MEETING: Researchers discuss study findings on bed net use in early childhood and survival to adulthood
Scientists from Ifakara Health Institute and partner institutions spent half a day on May 6th 2022 discussing findings of a study they conducted over a two-decade period in rural southern Tanzania which shed light on the long-term benefits of using treated bed nets from early childhood and survival to adulthood to prevent malaria.
Findings of this two-decade study were published on the New England Journal of Medicine this year. Scientists who conducted the research from Ifakara and its two partners in the study – the Swiss Tropical Medicine and Hygiene (Swiss TPH) and the London School of Hygiene & Tropical Medicine (LSTHM), and University of Basel Switzerland – presented.
They include: Joanna Schellenberg – a professor of Epidemiology and International Health at LSTHM, Sigilbert Mrema – a Research Scientist at Ifakara and Günther Fink – an Associate Professor of Epidemiology and Household Economics at the University of Basel and Swiss TPH.
Ifakara’s Chief Executive Director, Dr. Honorati Masanja, who was present, said, “I fully support that this publication has opened interest and conversations. We can create training opportunities that could be linked to the cohort and, develop skills and resources needed to keep the cohort going.”
The groundbreaking study begun in 1998 and involved 6,700 children born between 1998 and 2000 in two villages around Ifakara town namely, Kilombero & Ulanga Districts. In 2019, adults’ survival outcomes were then verified through community outreach and mobile telephones. During this twenty-year period, social marketing to distribute, promote, and recover part of the cost of nets and net treatment (branded “Zuia Mbu” in Kiswahili, literally translating as “prevent mosquitos”) was implemented.
Based on the final results from the study, the scientists rounded off their findings with the conclusion that, “In an area of high transmission, the survival benefit from early-life use of treated nets persisted to adulthood.” The survival of children who habitually slept in bed nets was 40% higher compared with survival of those who rarely slept in bed nets in their childhood.
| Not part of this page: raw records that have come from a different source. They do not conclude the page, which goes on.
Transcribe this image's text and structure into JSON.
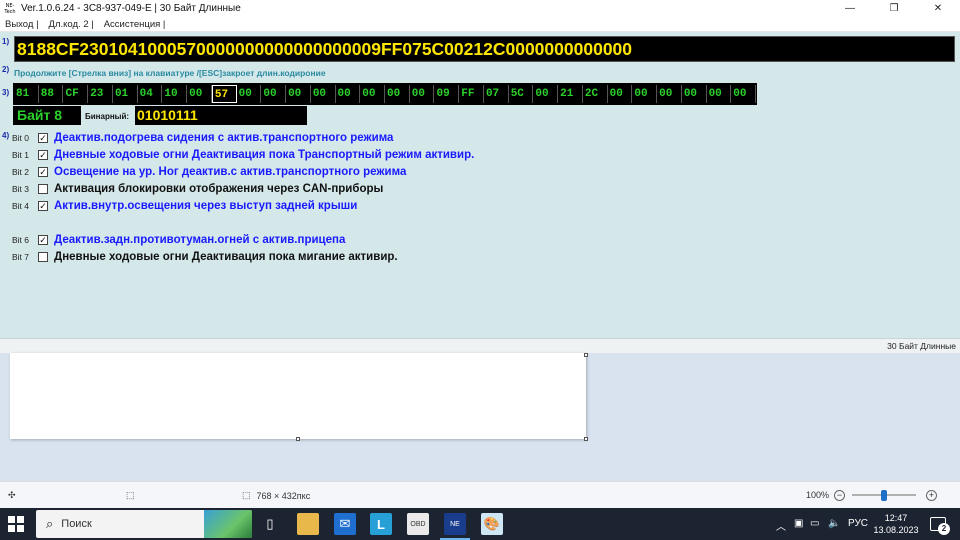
{
  "window": {
    "app_icon_text": "NE-Tech",
    "title": "Ver.1.0.6.24 -   3C8-937-049-E | 30 Байт Длинные",
    "minimize": "—",
    "maximize": "❐",
    "close": "✕"
  },
  "menu": [
    "Выход |",
    "Дл.код. 2 |",
    "Ассистенция |"
  ],
  "steps": {
    "s1": "1)",
    "s2": "2)",
    "s3": "3)",
    "s4": "4)"
  },
  "coding_string": "8188CF2301041000570000000000000000009FF075C00212C0000000000000",
  "hint": "Продолжите [Стрелка вниз] на клавиатуре /[ESC]закроет длин.кодироние",
  "bytes": [
    "81",
    "88",
    "CF",
    "23",
    "01",
    "04",
    "10",
    "00",
    "57",
    "00",
    "00",
    "00",
    "00",
    "00",
    "00",
    "00",
    "00",
    "09",
    "FF",
    "07",
    "5C",
    "00",
    "21",
    "2C",
    "00",
    "00",
    "00",
    "00",
    "00",
    "00"
  ],
  "selected_byte_index": 8,
  "byte_label": "Байт 8",
  "binary_label": "Бинарный:",
  "binary_value": "01010111",
  "bits": [
    {
      "name": "Bit 0",
      "checked": true,
      "text": "Деактив.подогрева сидения с актив.транспортного режима"
    },
    {
      "name": "Bit 1",
      "checked": true,
      "text": "Дневные ходовые огни Деактивация пока Транспортный режим активир."
    },
    {
      "name": "Bit 2",
      "checked": true,
      "text": "Освещение на ур. Ног деактив.с актив.транспортного режима"
    },
    {
      "name": "Bit 3",
      "checked": false,
      "text": "Активация блокировки отображения через  CAN-приборы"
    },
    {
      "name": "Bit 4",
      "checked": true,
      "text": "Актив.внутр.освещения через выступ задней крыши"
    },
    {
      "name": "Bit 6",
      "checked": true,
      "text": "Деактив.задн.противотуман.огней с актив.прицепа"
    },
    {
      "name": "Bit 7",
      "checked": false,
      "text": "Дневные ходовые огни Деактивация пока мигание активир."
    }
  ],
  "status_right": "30 Байт Длинные",
  "paint": {
    "move_icon": "✣",
    "select_icon": "⬚",
    "size_icon": "⬚",
    "image_size": "768 × 432пкс",
    "zoom": "100%",
    "zoom_out": "−",
    "zoom_in": "+"
  },
  "taskbar": {
    "search_placeholder": "Поиск",
    "search_icon": "⌕",
    "tray_chevron": "︿",
    "language": "РУС",
    "time": "12:47",
    "date": "13.08.2023",
    "notifications": "2"
  }
}
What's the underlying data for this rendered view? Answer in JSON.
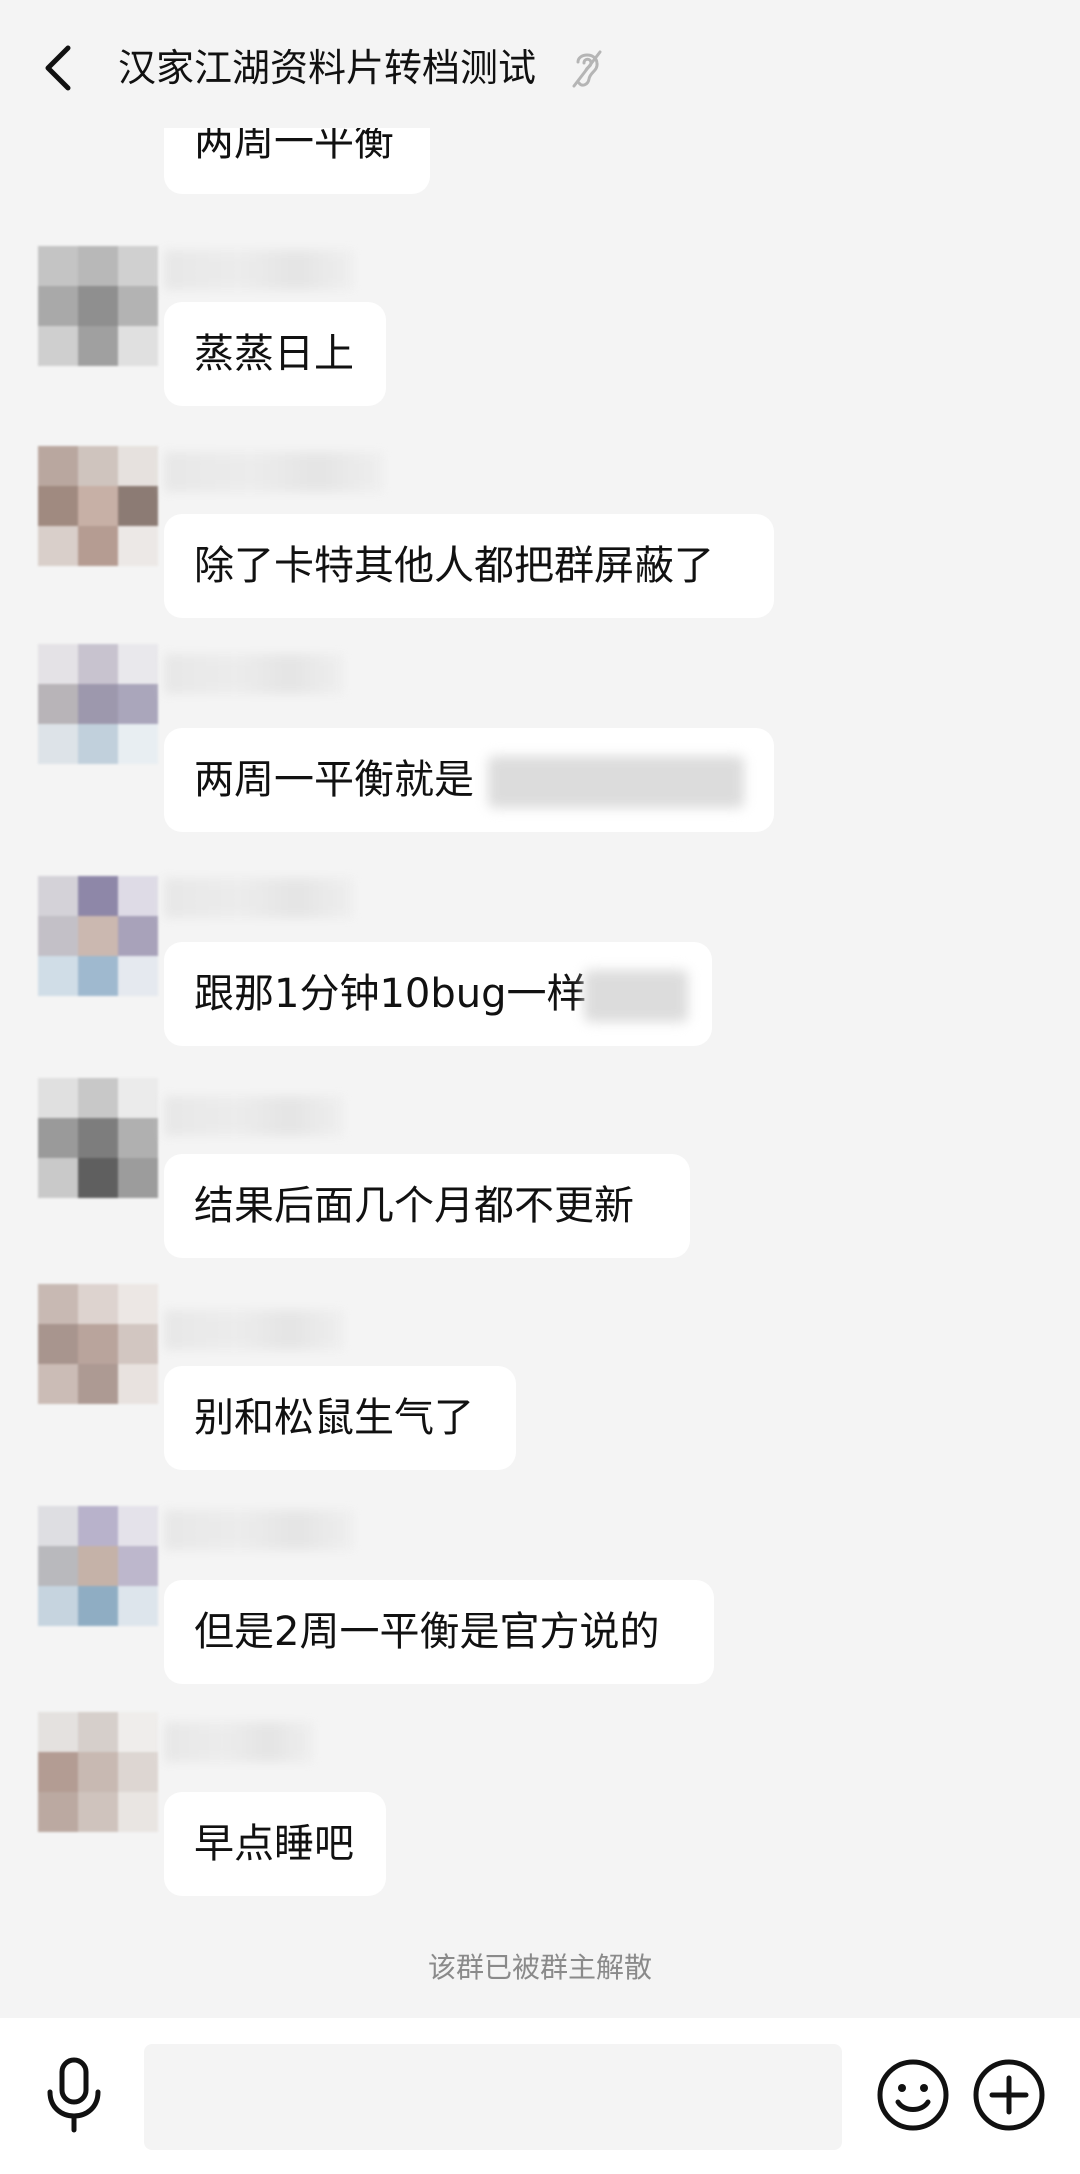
{
  "header": {
    "title": "汉家江湖资料片转档测试",
    "back_icon": "chevron-left-icon",
    "mute_icon": "ear-icon"
  },
  "messages": [
    {
      "text": "两周一平衡"
    },
    {
      "text": "蒸蒸日上"
    },
    {
      "text": "除了卡特其他人都把群屏蔽了"
    },
    {
      "text": "两周一平衡就是"
    },
    {
      "text": "跟那1分钟10bug一样"
    },
    {
      "text": "结果后面几个月都不更新"
    },
    {
      "text": "别和松鼠生气了"
    },
    {
      "text": "但是2周一平衡是官方说的"
    },
    {
      "text": "早点睡吧"
    }
  ],
  "notice": "该群已被群主解散",
  "input": {
    "placeholder": "",
    "mic_icon": "microphone-icon",
    "emoji_icon": "emoji-icon",
    "plus_icon": "plus-icon"
  },
  "colors": {
    "background": "#f4f4f4",
    "bubble": "#ffffff",
    "notice_text": "#8a8a8a"
  }
}
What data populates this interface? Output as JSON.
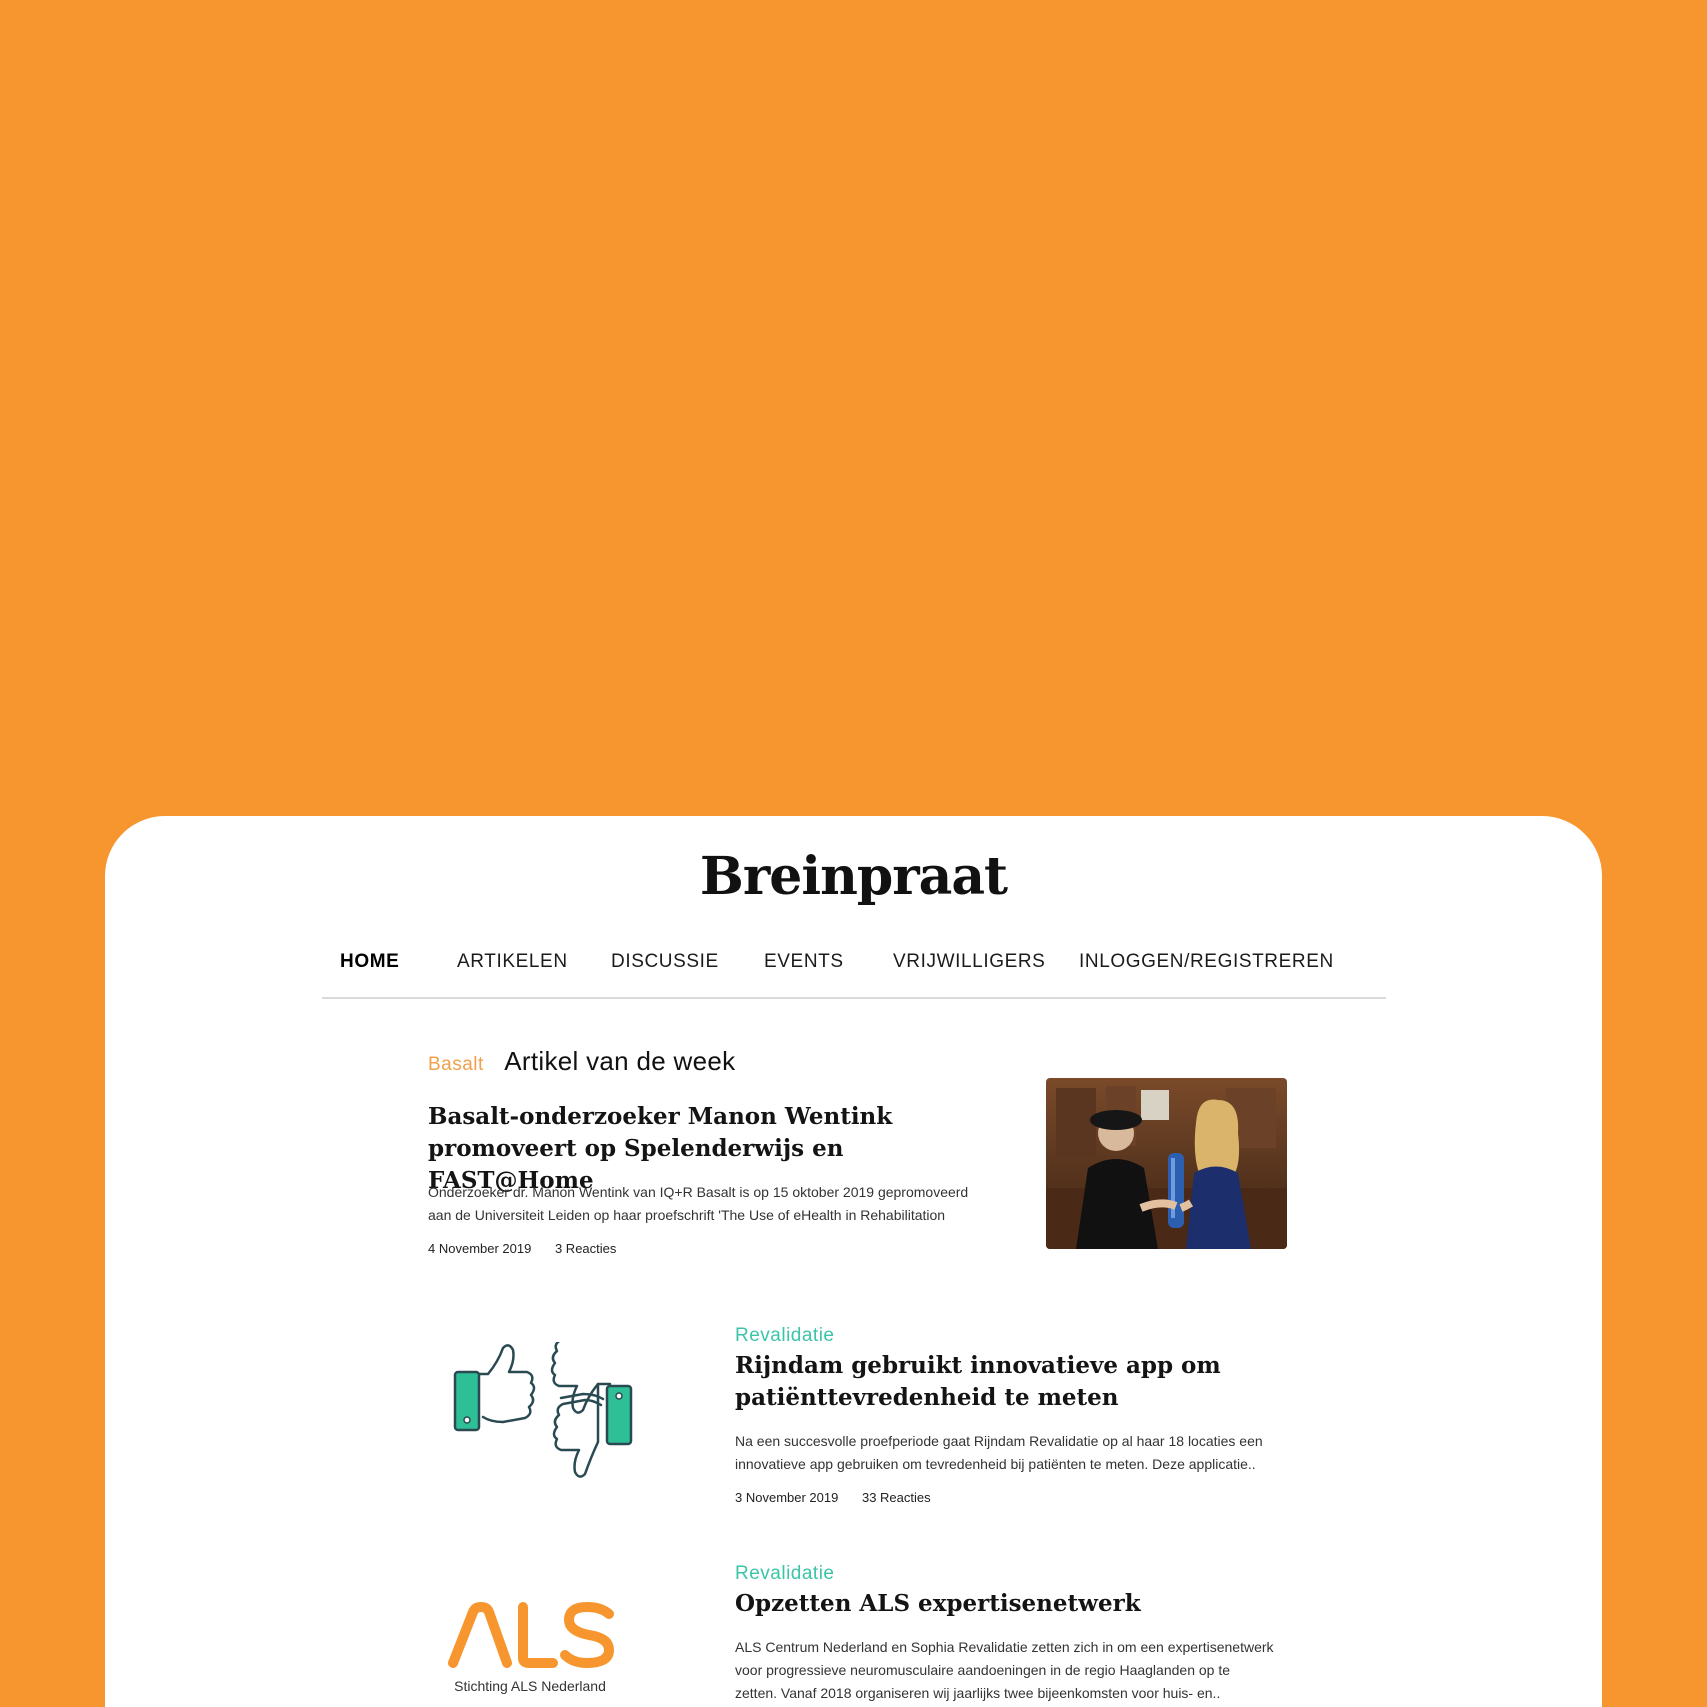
{
  "site": {
    "brand": "Breinpraat"
  },
  "nav": {
    "items": [
      {
        "label": "HOME"
      },
      {
        "label": "ARTIKELEN"
      },
      {
        "label": "DISCUSSIE"
      },
      {
        "label": "EVENTS"
      },
      {
        "label": "VRIJWILLIGERS"
      },
      {
        "label": "INLOGGEN/REGISTREREN"
      }
    ]
  },
  "featured": {
    "category": "Basalt",
    "section_title": "Artikel van de week",
    "title_line1": "Basalt-onderzoeker Manon Wentink",
    "title_line2": "promoveert op Spelenderwijs en FAST@Home",
    "excerpt_line1": "Onderzoeker dr. Manon Wentink van IQ+R Basalt is op 15 oktober 2019 gepromoveerd",
    "excerpt_line2": "aan de Universiteit Leiden op haar proefschrift 'The Use of eHealth in Rehabilitation",
    "date": "4 November 2019",
    "reactions": "3 Reacties"
  },
  "articles": [
    {
      "category": "Revalidatie",
      "title_line1": "Rijndam gebruikt innovatieve app om",
      "title_line2": "patiënttevredenheid te meten",
      "excerpt_line1": "Na een succesvolle proefperiode gaat Rijndam Revalidatie op al haar 18 locaties een",
      "excerpt_line2": "innovatieve app gebruiken om tevredenheid bij patiënten te meten. Deze applicatie..",
      "date": "3 November 2019",
      "reactions": "33 Reacties",
      "image_icon": "thumbs-up-down-icon"
    },
    {
      "category": "Revalidatie",
      "title_line1": "Opzetten ALS expertisenetwerk",
      "excerpt_line1": "ALS Centrum Nederland en Sophia Revalidatie zetten zich in om een expertisenetwerk",
      "excerpt_line2": "voor progressieve neuromusculaire aandoeningen in de regio Haaglanden op te",
      "excerpt_line3": "zetten. Vanaf 2018 organiseren wij jaarlijks twee bijeenkomsten voor huis- en..",
      "logo_text": "ALS",
      "logo_subtitle": "Stichting ALS Nederland"
    }
  ],
  "colors": {
    "background": "#f7962f",
    "category_orange": "#f0a04a",
    "category_green": "#3cc4a8",
    "icon_teal": "#2fbf97",
    "icon_outline": "#2a4a52"
  }
}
During the discussion, the scientists also discussed future plans which included conducting other cohort studies (longitudinal population-based studies) in Tanzania and other regions with focus on research themes such as adolescent health, mental health, disability, chronic disease, development economics and more.
More photos from the event here.